The Dark Ages: Before Google

What did writers (and editors) do before Google? I am constantly looking up information on Google as I edit academic books, verifying the spelling of names, dates, events, and any number of items which I, as editor, must ascertain are correct.

And I can do so by simply typing in the Google search box. Question on the Kosovo conflict? Thousands of hits at my fingertips. Uncertain about how Kafka viewed the unconscious, more hits. Need the names of the Secretaries-General of the United Nations? Voilá. And what is the difference between a barque and a junk? No problem, and here are photos to clarify further.

How did editors do this before now? Did they spend all of their time in academic libraries, scanning volumes and journals? I simply don’t know. Perhaps there were fact verifiers in addition to copyeditors, whose job it was to check this sort of information. I’ll have to ask someone who’s been in this business longer than I have. Meanwhile, it falls to me to check, and so I do. With gusto, and with the sense that I learn something with every mini-hunt I pursue. With each search, I push my own personal Dark Ages a bit further behind me, opening the doors to Enlightenment.

I feel my knowledge increasing on a daily basis, as I learn multitudes of new facts while scanning the Internet. As a friend said, I’m pursuing a PhD in Everythingology in my current career. And it’s all free (barring the Internet fee I pay to my provider). May it ever remain so!

It’s Called a Style Sheet

Yesterday I learned something new. When you copyedit for a publisher, they want you to create something called a Style Sheet as you read. I’ve never done that in the past, not with all the books I’ve edited. At least not officially.

A style sheet is a guide for the proofreader and the editor, listing all of the punctuation, capitalization, abbreviation, and miscellaneous stylistic elements of the book. It also contains a long list of words used in the book, especially foreign words and names, for consistency of spelling.

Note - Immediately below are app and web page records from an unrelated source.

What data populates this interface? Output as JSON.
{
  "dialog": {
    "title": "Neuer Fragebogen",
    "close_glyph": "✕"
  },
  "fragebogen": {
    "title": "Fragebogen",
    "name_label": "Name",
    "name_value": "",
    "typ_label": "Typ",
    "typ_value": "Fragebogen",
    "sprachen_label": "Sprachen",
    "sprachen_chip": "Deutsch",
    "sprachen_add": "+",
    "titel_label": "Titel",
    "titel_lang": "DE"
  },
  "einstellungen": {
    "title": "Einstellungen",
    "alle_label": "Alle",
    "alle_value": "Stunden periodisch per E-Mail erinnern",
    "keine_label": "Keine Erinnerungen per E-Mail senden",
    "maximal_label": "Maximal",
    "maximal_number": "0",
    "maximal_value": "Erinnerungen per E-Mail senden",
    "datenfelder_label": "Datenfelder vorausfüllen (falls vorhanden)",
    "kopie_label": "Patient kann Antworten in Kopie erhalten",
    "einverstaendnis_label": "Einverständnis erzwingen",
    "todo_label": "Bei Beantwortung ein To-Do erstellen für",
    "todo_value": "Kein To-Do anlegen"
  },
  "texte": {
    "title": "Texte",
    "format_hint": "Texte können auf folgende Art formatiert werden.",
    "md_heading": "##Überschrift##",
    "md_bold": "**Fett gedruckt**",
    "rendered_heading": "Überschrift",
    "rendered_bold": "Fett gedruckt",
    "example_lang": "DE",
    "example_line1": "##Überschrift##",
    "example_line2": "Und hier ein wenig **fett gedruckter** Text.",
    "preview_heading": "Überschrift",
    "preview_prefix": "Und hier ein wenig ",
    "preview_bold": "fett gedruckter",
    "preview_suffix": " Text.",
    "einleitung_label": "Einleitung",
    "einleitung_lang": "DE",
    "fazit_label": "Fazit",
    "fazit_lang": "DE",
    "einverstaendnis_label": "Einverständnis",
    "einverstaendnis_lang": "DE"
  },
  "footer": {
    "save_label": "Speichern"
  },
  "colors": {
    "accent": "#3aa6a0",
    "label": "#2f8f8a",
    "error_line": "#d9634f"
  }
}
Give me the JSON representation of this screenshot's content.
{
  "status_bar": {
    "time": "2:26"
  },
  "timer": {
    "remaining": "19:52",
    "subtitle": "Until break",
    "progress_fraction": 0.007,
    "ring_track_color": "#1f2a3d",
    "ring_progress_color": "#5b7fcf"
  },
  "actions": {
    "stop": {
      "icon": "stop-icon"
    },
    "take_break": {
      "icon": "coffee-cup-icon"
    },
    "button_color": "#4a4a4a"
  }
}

I’ve kept lists like this when I edit, for my own sanity and edification (especially when I edited the book on Greek history), but never realized that such a thing would be useful to others along the publishing cycle. So, it’s an easy element for me to incorporate into my routine…but why had I never heard of it before?

I sit with the Chicago Manual of Style by my side as I edit because, though my brain is a treasury of grammar and punctuation rules, I sometimes double-think myself and have to verify what I already know.

It’s amazing how organized I feel now that I know about style sheets. I’ll use them for all of my clients now, for their own use and for them to pass along to their publishers.

Learn something new every day.